The Supreme Court has today (05.04.17) ruled that civil service employees do not have to show the reason why they were disadvantaged to progress their claims of indirect discrimination against their employer, the Home Office. This decision overturned the earlier decision of the Court of Appeal in June 2015. 

The landmark case, brought by Thompsons on behalf of the Public and Commercial Services Union (PCS) concluded that workers do not need to prove the ‘reason why’ the practice in question puts, or would, put the affected group at a particular disadvantage. 

The case, which began in 2012, was brought on behalf of 49 black, Asian, and minority ethnic (BME) civil servants who brought claims of indirect race and age discrimination against the Home Office. In order to be eligible for promotion to certain higher grades, candidates had to pass the Core Skills Assessment (‘the CSA’), designed to test certain competencies. Each of the Claimants had failed the CSA. 

A report commissioned by the Home Office concluded that the CSA had a differential impact in relation to certain protected groups.
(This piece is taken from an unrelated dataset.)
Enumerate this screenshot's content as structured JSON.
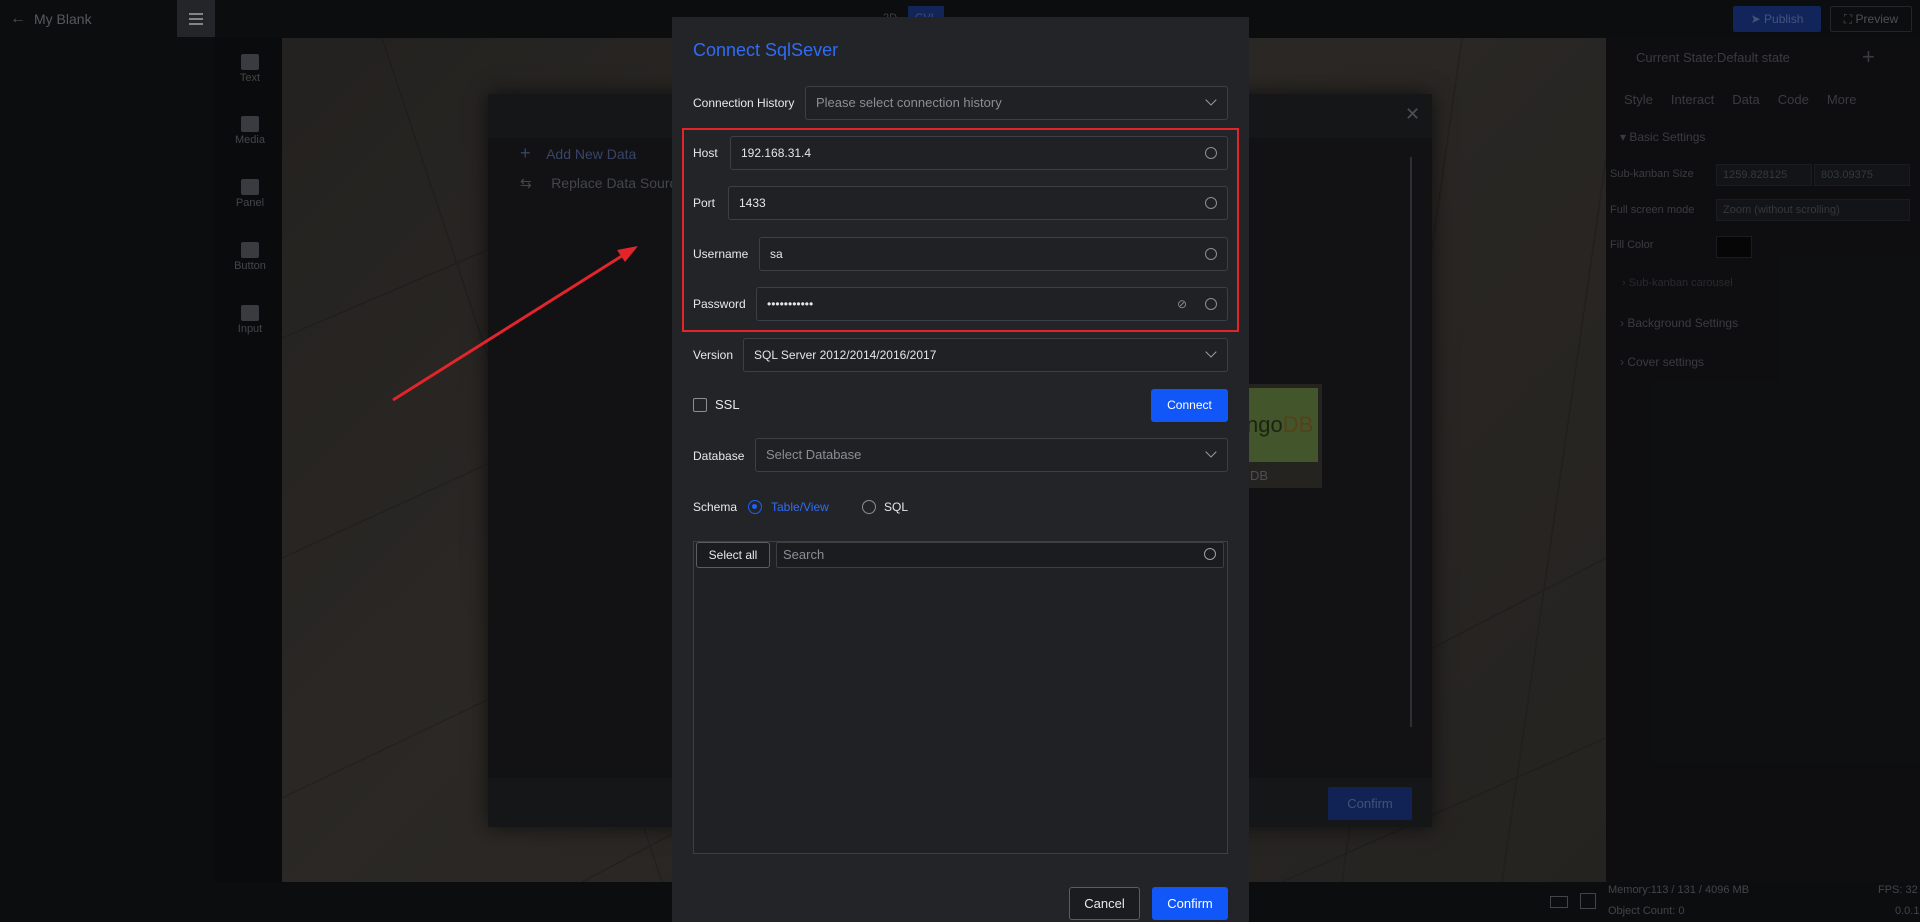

Specifically, that white and younger candidates had a higher selection rate than BME and older candidates. 

In June 2013 the Employment Tribunal determined, as a preliminary issue, that the Claimants needed to demonstrate both the reason for the lower pass rate in the relevant protected group and that the reason explained their own failure to pass the CSA. The Employment Appeal Tribunal disagreed but the Court of Appeal favoured the original approach of the Employment Tribunal, leaving the Supreme Court to determine the correct approach to indirect discrimination under the Equality Act 2010. 

With the support of their union, PCS and the backing of the Equality and Human Rights Committee (EHRC), the employees were able to successfully challenge the findings of the Employment Tribunal and Court of Appeal. By a unanimous judgement, the Supreme Court said that it was ‘not necessary [for the workers] to establish the reason for the particular disadvantage.’ 

General Secretary of the PCS, Mark Serwotka, said: "This is a major win, not just for this group of civil servants, but for workers challenging discrimination in the workplace. 

“We knew these procedures were flawed, and the Home Office can no longer deny the fact that staff shouldn’t have to prove how and why they are being discriminated against.” 

Kate Lea, employment rights solicitor at Thompsons, added: “Indirect discrimination aims to achieve equality of results.  It deals with hidden forms of discrimination which are not easily identified. This decision will help workers challenge disguised discrimination in the workplace.”